A cabinet minister who called on Greg Selinger to quit is disappointed with the way premier has acted this week. 

Dauphin MLA Stan Struthers said he thought everyone would be allowed to attend a caucus meeting after Selinger’s win Sunday at the NDP leadership convention.

Instead, seven caucus members were barred from attending the first NDP caucus meeting Wednesday at the Manitoba Legislature post-convention.

"I was very disappointed that we couldn't build on the momentum that we were given by our membership on Sunday," Struthers said.

Seine River MLA Theresa Oswald lost to Selinger Sunday at an NDP leadership convention by 33 votes.

Selinger called the convention after Oswald, Struthers and three other high-ranking cabinet ministers called on him to step down last November. 

After a brief and uneasy truce with the premier, the five ministers held a press conference Nov. 5 to resign from cabinet.

"Theresa made it very clear that we would respect the wishes of the membership," Struthers said.

"I was hopeful that that meant that we could start working with all our oars in the water and travelling in the same direction, but that hasn't been the case as of yet."

Selinger undecided on what to do with rebels

Monday, Selinger said he had not made a decision on what to do with the rebellious ministers but that everyone has learned to work more collaboratively since his leadership style was challenged last fall.

Fort Rouge MLA Jennifer Howard and Minto MLA Andrew Swan, two of the dissidents, told CBC News Thursday they intend to run for the NDP in the April 2016 provincial election.

The other three dissidents haven’t decided if they will run.

"There's a lot up in the air right now," Southdale MLA Erin Selby said in a written statement.

"I'm waiting to see what happens before I make any decisions. The premier said he wants to bring the caucus and party together, and I’m interested in the same thing. The ball is in his court right now."

Rebuilding party 1 by 1

Jobs and the economy minister Kevin Chief said the rebuilding of the NDP is something all caucus members are committed to.

He said even if some members are barred from wider meetings, conversations can still happen one on one.

"Coming back together and being together is one part of it,” Chief said Thursday. “A lot of the work that's actually going to happen is going to be those conversations, is going to be talking to one another.”

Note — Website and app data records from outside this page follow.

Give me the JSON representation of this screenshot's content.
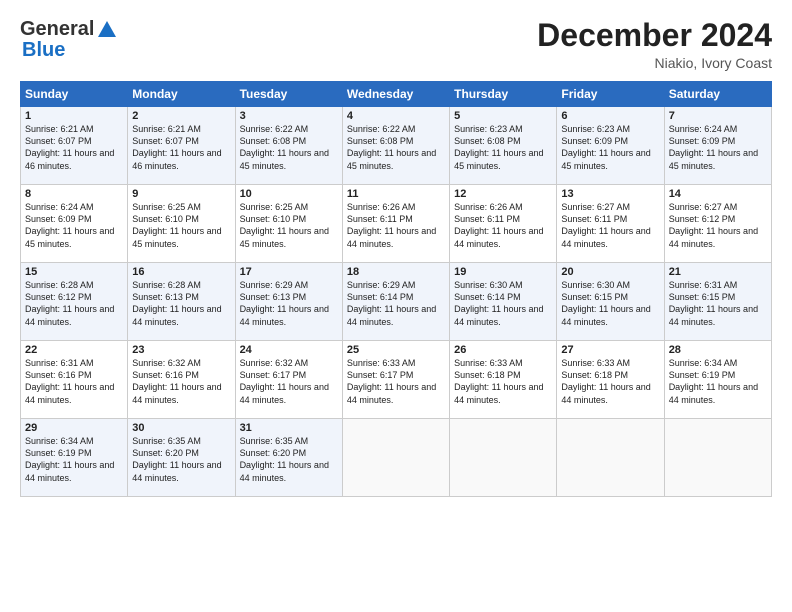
{
  "header": {
    "logo_general": "General",
    "logo_blue": "Blue",
    "month_title": "December 2024",
    "location": "Niakio, Ivory Coast"
  },
  "days_of_week": [
    "Sunday",
    "Monday",
    "Tuesday",
    "Wednesday",
    "Thursday",
    "Friday",
    "Saturday"
  ],
  "weeks": [
    [
      {
        "day": "1",
        "sunrise": "6:21 AM",
        "sunset": "6:07 PM",
        "daylight": "11 hours and 46 minutes."
      },
      {
        "day": "2",
        "sunrise": "6:21 AM",
        "sunset": "6:07 PM",
        "daylight": "11 hours and 46 minutes."
      },
      {
        "day": "3",
        "sunrise": "6:22 AM",
        "sunset": "6:08 PM",
        "daylight": "11 hours and 45 minutes."
      },
      {
        "day": "4",
        "sunrise": "6:22 AM",
        "sunset": "6:08 PM",
        "daylight": "11 hours and 45 minutes."
      },
      {
        "day": "5",
        "sunrise": "6:23 AM",
        "sunset": "6:08 PM",
        "daylight": "11 hours and 45 minutes."
      },
      {
        "day": "6",
        "sunrise": "6:23 AM",
        "sunset": "6:09 PM",
        "daylight": "11 hours and 45 minutes."
      },
      {
        "day": "7",
        "sunrise": "6:24 AM",
        "sunset": "6:09 PM",
        "daylight": "11 hours and 45 minutes."
      }
    ],
    [
      {
        "day": "8",
        "sunrise": "6:24 AM",
        "sunset": "6:09 PM",
        "daylight": "11 hours and 45 minutes."
      },
      {
        "day": "9",
        "sunrise": "6:25 AM",
        "sunset": "6:10 PM",
        "daylight": "11 hours and 45 minutes."
      },
      {
        "day": "10",
        "sunrise": "6:25 AM",
        "sunset": "6:10 PM",
        "daylight": "11 hours and 45 minutes."
      },
      {
        "day": "11",
        "sunrise": "6:26 AM",
        "sunset": "6:11 PM",
        "daylight": "11 hours and 44 minutes."
      },
      {
        "day": "12",
        "sunrise": "6:26 AM",
        "sunset": "6:11 PM",
        "daylight": "11 hours and 44 minutes."
      },
      {
        "day": "13",
        "sunrise": "6:27 AM",
        "sunset": "6:11 PM",
        "daylight": "11 hours and 44 minutes."
      },
      {
        "day": "14",
        "sunrise": "6:27 AM",
        "sunset": "6:12 PM",
        "daylight": "11 hours and 44 minutes."
      }
    ],
    [
      {
        "day": "15",
        "sunrise": "6:28 AM",
        "sunset": "6:12 PM",
        "daylight": "11 hours and 44 minutes."
      },
      {
        "day": "16",
        "sunrise": "6:28 AM",
        "sunset": "6:13 PM",
        "daylight": "11 hours and 44 minutes."
      },
      {
        "day": "17",
        "sunrise": "6:29 AM",
        "sunset": "6:13 PM",
        "daylight": "11 hours and 44 minutes."
      },
      {
        "day": "18",
        "sunrise": "6:29 AM",
        "sunset": "6:14 PM",
        "daylight": "11 hours and 44 minutes."
      },
      {
        "day": "19",
        "sunrise": "6:30 AM",
        "sunset": "6:14 PM",
        "daylight": "11 hours and 44 minutes."
      },
      {
        "day": "20",
        "sunrise": "6:30 AM",
        "sunset": "6:15 PM",
        "daylight": "11 hours and 44 minutes."
      },
      {
        "day": "21",
        "sunrise": "6:31 AM",
        "sunset": "6:15 PM",
        "daylight": "11 hours and 44 minutes."
      }
    ],
    [
      {
        "day": "22",
        "sunrise": "6:31 AM",
        "sunset": "6:16 PM",
        "daylight": "11 hours and 44 minutes."
      },
      {
        "day": "23",
        "sunrise": "6:32 AM",
        "sunset": "6:16 PM",
        "daylight": "11 hours and 44 minutes."
      },
      {
        "day": "24",
        "sunrise": "6:32 AM",
        "sunset": "6:17 PM",
        "daylight": "11 hours and 44 minutes."
      },
      {
        "day": "25",
        "sunrise": "6:33 AM",
        "sunset": "6:17 PM",
        "daylight": "11 hours and 44 minutes."
      },
      {
        "day": "26",
        "sunrise": "6:33 AM",
        "sunset": "6:18 PM",
        "daylight": "11 hours and 44 minutes."
      },
      {
        "day": "27",
        "sunrise": "6:33 AM",
        "sunset": "6:18 PM",
        "daylight": "11 hours and 44 minutes."
      },
      {
        "day": "28",
        "sunrise": "6:34 AM",
        "sunset": "6:19 PM",
        "daylight": "11 hours and 44 minutes."
      }
    ],
    [
      {
        "day": "29",
        "sunrise": "6:34 AM",
        "sunset": "6:19 PM",
        "daylight": "11 hours and 44 minutes."
      },
      {
        "day": "30",
        "sunrise": "6:35 AM",
        "sunset": "6:20 PM",
        "daylight": "11 hours and 44 minutes."
      },
      {
        "day": "31",
        "sunrise": "6:35 AM",
        "sunset": "6:20 PM",
        "daylight": "11 hours and 44 minutes."
      },
      null,
      null,
      null,
      null
    ]
  ]
}
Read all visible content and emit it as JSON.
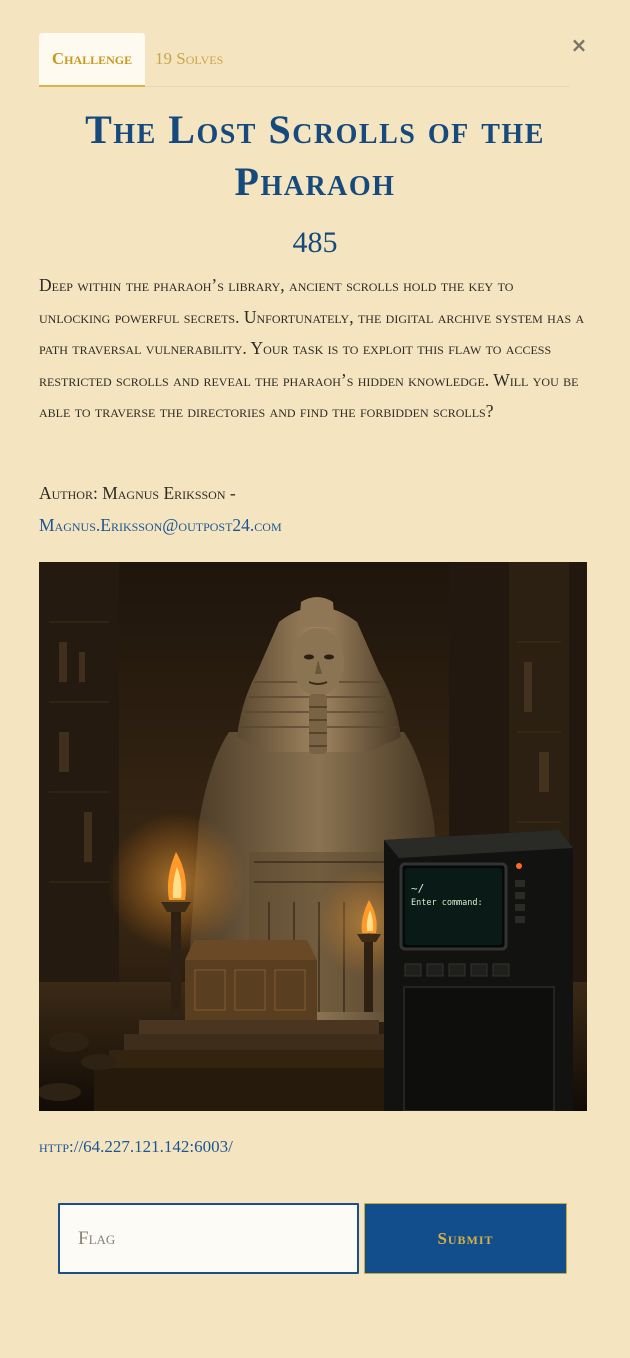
{
  "modal": {
    "close_icon": "close-icon",
    "close_glyph": "×"
  },
  "tabs": [
    {
      "label": "Challenge",
      "active": true
    },
    {
      "label": "19 Solves",
      "active": false
    }
  ],
  "challenge": {
    "title": "The Lost Scrolls of the Pharaoh",
    "points": "485",
    "description": "Deep within the pharaoh’s library, ancient scrolls hold the key to unlocking powerful secrets. Unfortunately, the digital archive system has a path traversal vulnerability. Your task is to exploit this flaw to access restricted scrolls and reveal the pharaoh’s hidden knowledge. Will you be able to traverse the directories and find the forbidden scrolls?",
    "author_label": "Author: Magnus Eriksson -",
    "author_email": "Magnus.Eriksson@outpost24.com",
    "terminal_prompt": "~/",
    "terminal_command": "Enter command:",
    "connection_url": "http://64.227.121.142:6003/"
  },
  "form": {
    "flag_placeholder": "Flag",
    "flag_value": "",
    "submit_label": "Submit"
  },
  "colors": {
    "background": "#f4e5c0",
    "accent_blue": "#164a7e",
    "accent_gold": "#c99a20",
    "link": "#1d5593",
    "submit_bg": "#124e8b"
  }
}
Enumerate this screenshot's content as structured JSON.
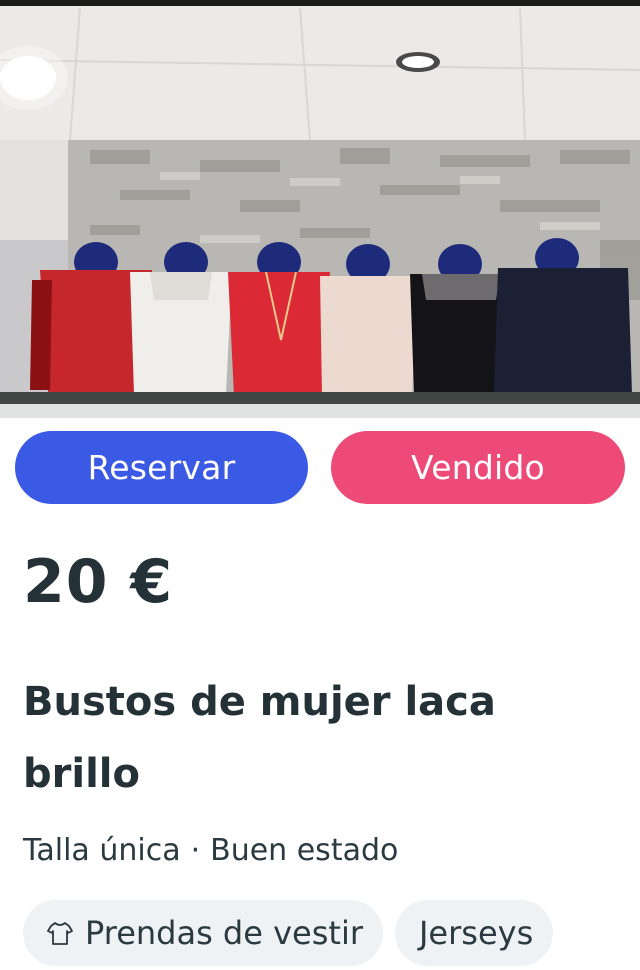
{
  "listing": {
    "photo_alt": "Bustos de mujer laca brillo",
    "price": "20 €",
    "title": "Bustos de mujer laca brillo",
    "size": "Talla única",
    "separator": "·",
    "condition": "Buen estado"
  },
  "actions": {
    "reserve_label": "Reservar",
    "sold_label": "Vendido"
  },
  "categories": [
    {
      "label": "Prendas de vestir",
      "icon": "shirt-icon"
    },
    {
      "label": "Jerseys"
    }
  ],
  "colors": {
    "reserve": "#3a5ae6",
    "sold": "#ee4a78",
    "text": "#243137",
    "chip_bg": "#eef2f4"
  }
}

Chief said he's reached out to some of the rebels since Sunday's vote but it’s up to the entire caucus to decide if the rebels will be allowed back in.

Chief wouldn't give a timeline of when he'd like to see them back as full participating members of the NDP caucus.

"Some of them I've spoken to consistently throughout the whole leadership campaign," Chief said. "There's not one caucus member that I wouldn't feel comfortable calling, asking for support, asking for advice and I'm going to continue to do this."

'We had a caucus meeting that left people out'

In December, the NDP caucus stripped the five former ministers and outspoken Flin Flon MLA Clarence Pettersen of decision-making powers and blocked them from attending caucus meetings.

At that time, embattled independent MLA Christine Melnick was brought back into the NDP caucus with the same limited powers.

Melnick was tossed from the NDP caucus in February 2014 for admitting she mislead legislators during a house debate.

"I think the members of the party gave us a very direct message to come together and to unify and focus on fighting Brian Pallister in the next election," Struthers said. "Instead we had a caucus meeting that left people out.”

Struthers said he hasn't spoken to the premier since the party vote Sunday.

He is open to re-joining cabinet but said it's not his decision. He said Selinger needs to establish a "unity cabinet."

"I'm not going to put any pressure on the premier one way or another. I don't have a demand to be in cabinet. If he asks me to be, I will gladly be … He needs to be courageous enough to make the decisions that are necessary to allow our party the best chance to compete."

Leadership contender Ashton staying silent

Thompson MLA Steve Ashton ran against Oswald and Selinger for party leadership but got the lowest amount of votes from NDP delegates and was dropped from the race after the first ballot.

Ashton was not part of the rebellion and was allowed at Wednesday's caucus meeting.

"We had a caucus meeting, and it was good to be in caucus and that's really the only thing that I can comment on," he said Thursday.

Since Sunday, Ashton has focused on catching up on constituency work. He wouldn't comment on the dissidents’ absence from the meeting.

Ashton resigned as transportation and infrastructure minister in December to run in the leadership race. He wouldn't say if he had spoken to the premier or if he would be welcomed back now.

"Any discussions I've had with the premier are between me and the premier," Ashton said.